Say how many lines in the data hold "here". Nothing else belongs in the answer.
--- Data Enclosed Below ---
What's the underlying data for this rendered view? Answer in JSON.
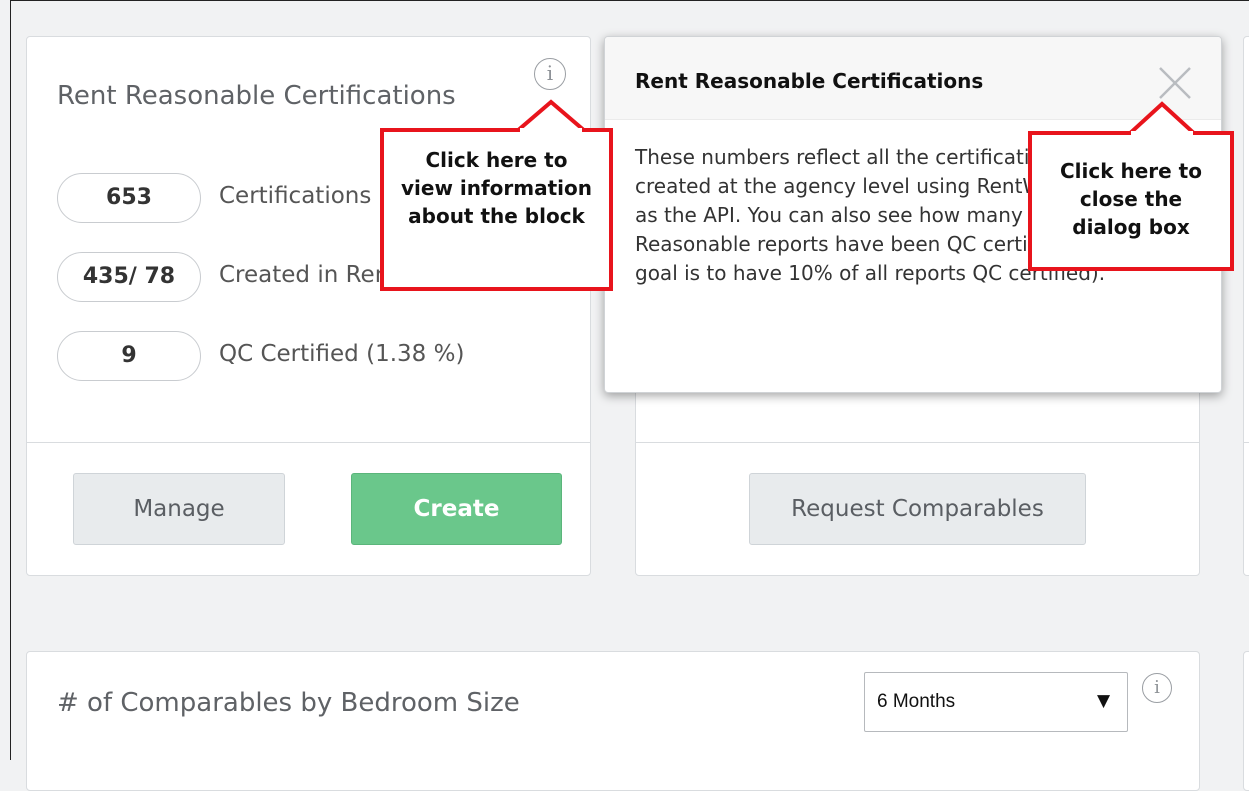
{
  "certifications_card": {
    "title": "Rent Reasonable Certifications",
    "stats": [
      {
        "value": "653",
        "label": "Certifications"
      },
      {
        "value": "435/ 78",
        "label": "Created in RentWatch5/API"
      },
      {
        "value": "9",
        "label": "QC Certified (1.38 %)"
      }
    ],
    "manage_label": "Manage",
    "create_label": "Create"
  },
  "comparables_card": {
    "request_label": "Request Comparables"
  },
  "popover": {
    "title": "Rent Reasonable Certifications",
    "body": "These numbers reflect all the certifications that were created at the agency level using RentWatch5 as well as the API. You can also see how many Rent Reasonable reports have been QC certified (a typical goal is to have 10% of all reports QC certified)."
  },
  "callouts": {
    "info": "Click here to view information about the block",
    "close": "Click here to close the dialog box"
  },
  "bedroom_card": {
    "title": "# of Comparables by Bedroom Size",
    "period_value": "6 Months"
  },
  "icons": {
    "info": "info-icon",
    "close": "close-icon",
    "dropdown": "chevron-down-icon"
  },
  "colors": {
    "callout_border": "#e8141c",
    "create_button": "#6ac78b",
    "page_background": "#f1f2f3"
  }
}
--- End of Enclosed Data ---
• **Answer to the problem**
2